Under the former Harper Conservative Government, Canada actually went backwards on retirement security. Despite Canada’s looming retirement income crisis, the Harper government blocked any expansion of the CPP, and actually raised the qualifying age for Old Age Security (OAS) from 65 to 67 years of age.

The new federal government has committed to reversing the OAS change in age eligibility, but despite some early promising signs, federal and provincial Finance Ministers have yet to move forward on a concrete plan for CPP expansion.

Setting The Election Bar

Working Families Manitoba is asking political parties and candidates to commit to:

  1. Support expansion of the CPP for all workers; and,
  2. Protect / adequately fund public sector workplace pension plans.


The Liberals

No stated position as of this moment.

  1. Have advocated strongly for universal CPP expansion; and,
  2. Have provided adequate funding for public sector pension liabilities.
The PCs

The PCs have been relatively quiet about CPP expansion specifically. However, leader Brian Pallister was quick to pan an idea put forward to establish a universal Manitoba pension plan if the federal government fails to act on the CPP. According to the Winnipeg Free Press (Jan 19, 2015):

Progressive Conservative Leader Brian Pallister said [NDP leadership candidate Theresa] Oswald’s pension plan idea is just another form of taxation.

“It’s a pension-tax proposal,” Pallister told reporters today. “She’s distracting from the real point which is how can we encourage Manitobans to save when their incomes are going down under the NDP.

“Ms. Oswald is telling these people who have less money that she’s going to force them to invest more for retirement. She’s taking away their choices, she’s taking away their right, to decide how to invest their own hard-earned money.”

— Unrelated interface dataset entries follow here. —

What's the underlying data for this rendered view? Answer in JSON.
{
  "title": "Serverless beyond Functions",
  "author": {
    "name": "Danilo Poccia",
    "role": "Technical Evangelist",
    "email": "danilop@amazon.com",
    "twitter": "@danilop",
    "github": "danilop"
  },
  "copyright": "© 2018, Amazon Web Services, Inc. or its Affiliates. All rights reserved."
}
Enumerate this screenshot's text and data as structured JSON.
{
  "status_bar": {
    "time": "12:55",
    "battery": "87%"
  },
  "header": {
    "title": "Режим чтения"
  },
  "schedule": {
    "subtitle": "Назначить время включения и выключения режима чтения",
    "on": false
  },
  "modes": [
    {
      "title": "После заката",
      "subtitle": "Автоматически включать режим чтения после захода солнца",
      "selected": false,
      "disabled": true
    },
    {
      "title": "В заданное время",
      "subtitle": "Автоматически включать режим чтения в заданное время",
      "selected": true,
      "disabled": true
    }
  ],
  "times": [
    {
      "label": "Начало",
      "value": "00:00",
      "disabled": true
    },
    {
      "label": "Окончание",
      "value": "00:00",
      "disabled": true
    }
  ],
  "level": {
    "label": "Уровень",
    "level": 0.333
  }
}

With respect to government’s own pension obligations, the last time the PCs were in office, they did not properly fund their public sector pension obligations, creating an unfunded liability that was criticized by the Auditor General, and putting the pensions of public sector workers at risk.